Aim of the exercise. All records are to be restated word for word, with pictures excluded.
== Extracted material
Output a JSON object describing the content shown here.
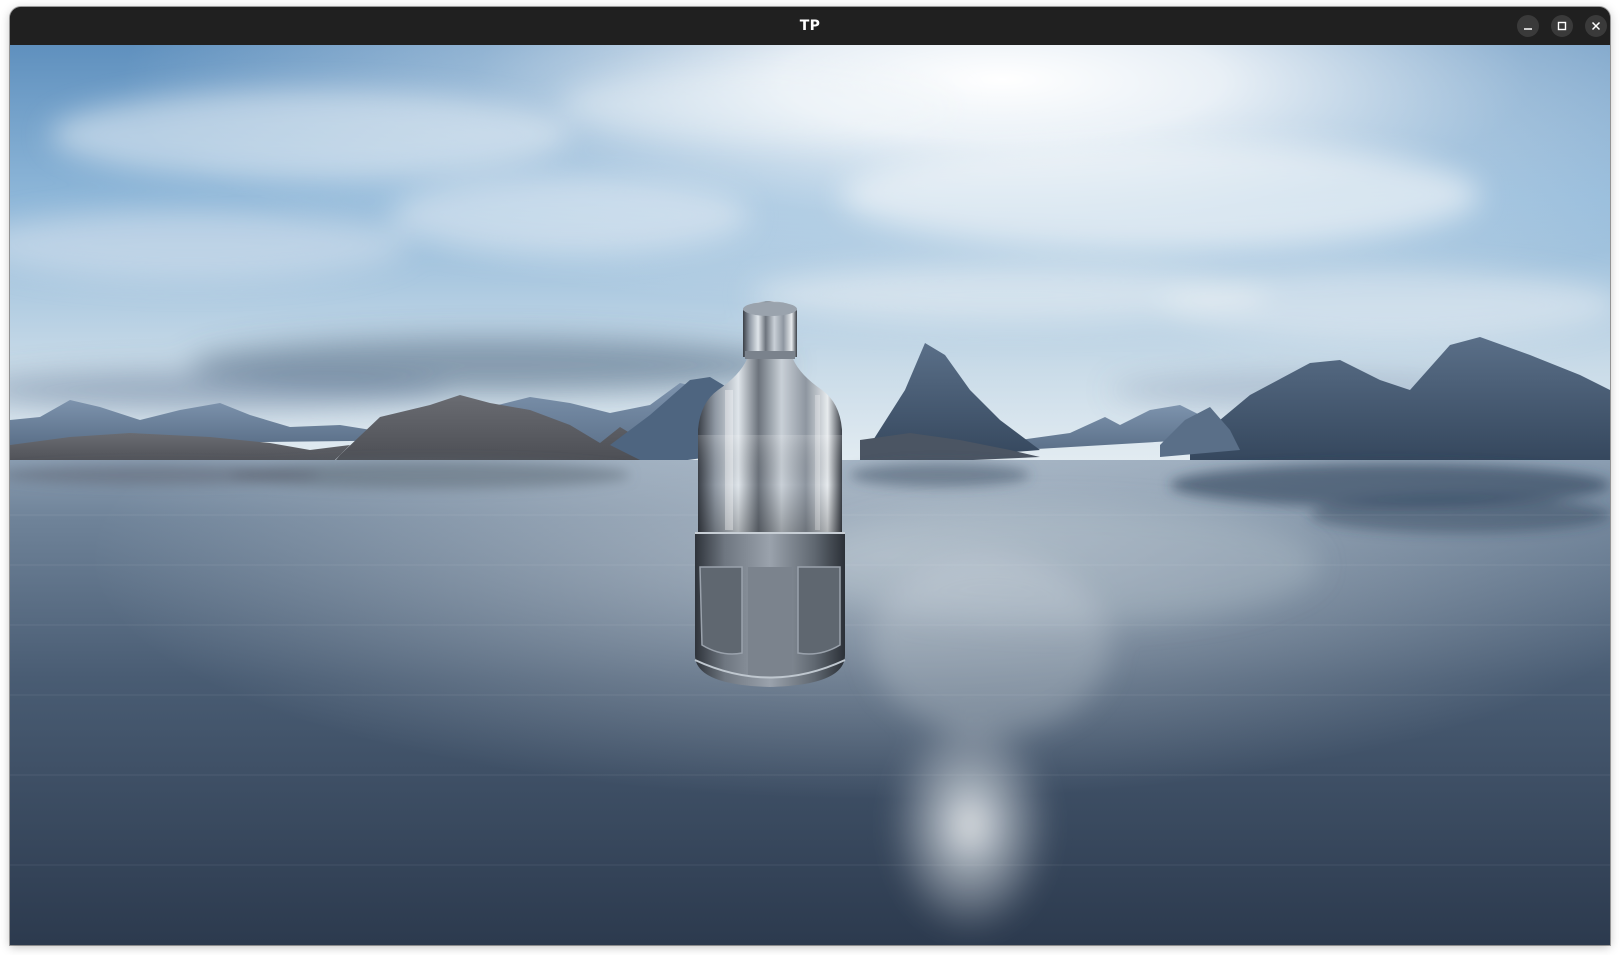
{
  "window": {
    "title": "TP"
  },
  "controls": {
    "minimize_icon": "minimize-icon",
    "maximize_icon": "maximize-icon",
    "close_icon": "close-icon"
  },
  "scene": {
    "sky_color": "#9fc2df",
    "water_color": "#3c4f66",
    "object": "metal bottle"
  }
}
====
Solution.
Output a JSON object describing the content shown here.
{
  "window": {
    "title": "TP"
  },
  "controls": {
    "minimize_icon": "minimize-icon",
    "maximize_icon": "maximize-icon",
    "close_icon": "close-icon"
  },
  "scene": {
    "sky_color": "#9fc2df",
    "water_color": "#3c4f66",
    "object": "metal bottle"
  }
}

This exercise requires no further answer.